Asthma Inhaler Mold Insert
This mold insert is used for plastic injection molding of the mouthpiece on an asthma inhaler.
When injection molding a part, cooling often accounts for up to 95% of the cycle time. Incorporating a conformal cooling channel that closely follows the surface of the mold core significantly increases the heat transfer rate, allowing the part to be cooled and ejected faster, reducing mold cycle time by up to 40%.
Faster cycle times allow injection mold shops finish customer parts faster, allowing them to quickly move on to new jobs and make more money. Internal cooling channels like these are impossible to manufacture via traditional methods but are very simple to print into the part.
Due to the hard plastic that is being injected, this mold was printed in H13 tool steel to give it significantly higher wear resistance. A very difficult metal to machine, H13 can cause considerable tool wear and very slow feed rate. Printing this part to near net shape allowed for a 95% reduction in the CNC machining required - the only need was to touch up critical surfaces and dimensions after sintering.
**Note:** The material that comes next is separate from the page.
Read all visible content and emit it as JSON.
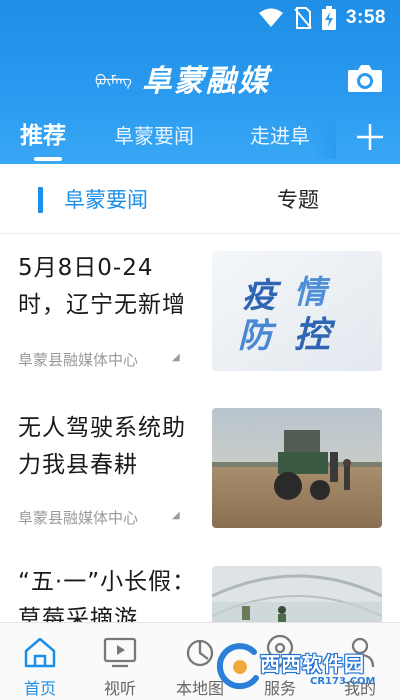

This led to a significant cost savings for this part, even when compared to a version without the internal cooling channel.
Helical heat exchanger
This heat exchanger is used for continuously cooling fluids in a chemical processing plant.
Since this part was intended for printing from the start, it could be designed with its specific application in mind, rather than for easy manufacturing. This meant printing the part with an internal helical cooling channel - a feature that would be impossible to manufacture via traditional methods.
This cooling channel substantially increases the part’s heat transfer rate. External and internal fins - features that cost very little to print, but would add significant cost if the part were machined - were also added to increase heat transfer surface area. Printing the part in copper allowed for excellent thermal conductivity through the heat exchanger.
This is a nozzle used during surgery; it is beneficial for it to be customized for each patient. The part features an internal channel that would require complex machining operations with multiple fixturing setups; printing the part via binder jetting eliminates those many machining steps, resulting in extensive cost savings. Similarly since binder jetting does not rely on any tooling this part can easily be customized for specific patients.
This fuel atomizer is used for mixing steam and fuel in a steam boiler to power a liquid natural gas (LNG) tanker.
With the Studio System, the engineers were able to radically redesign their conventional atomizers for significantly better performance.
This 3D printed atomizer features complex internal channels and oblong shaped holes, which could not be manufactured with traditional methods. These channels and oddly shaped holes allowed for drastically better fuel mixing, leading to much better performance as well as fuel savings.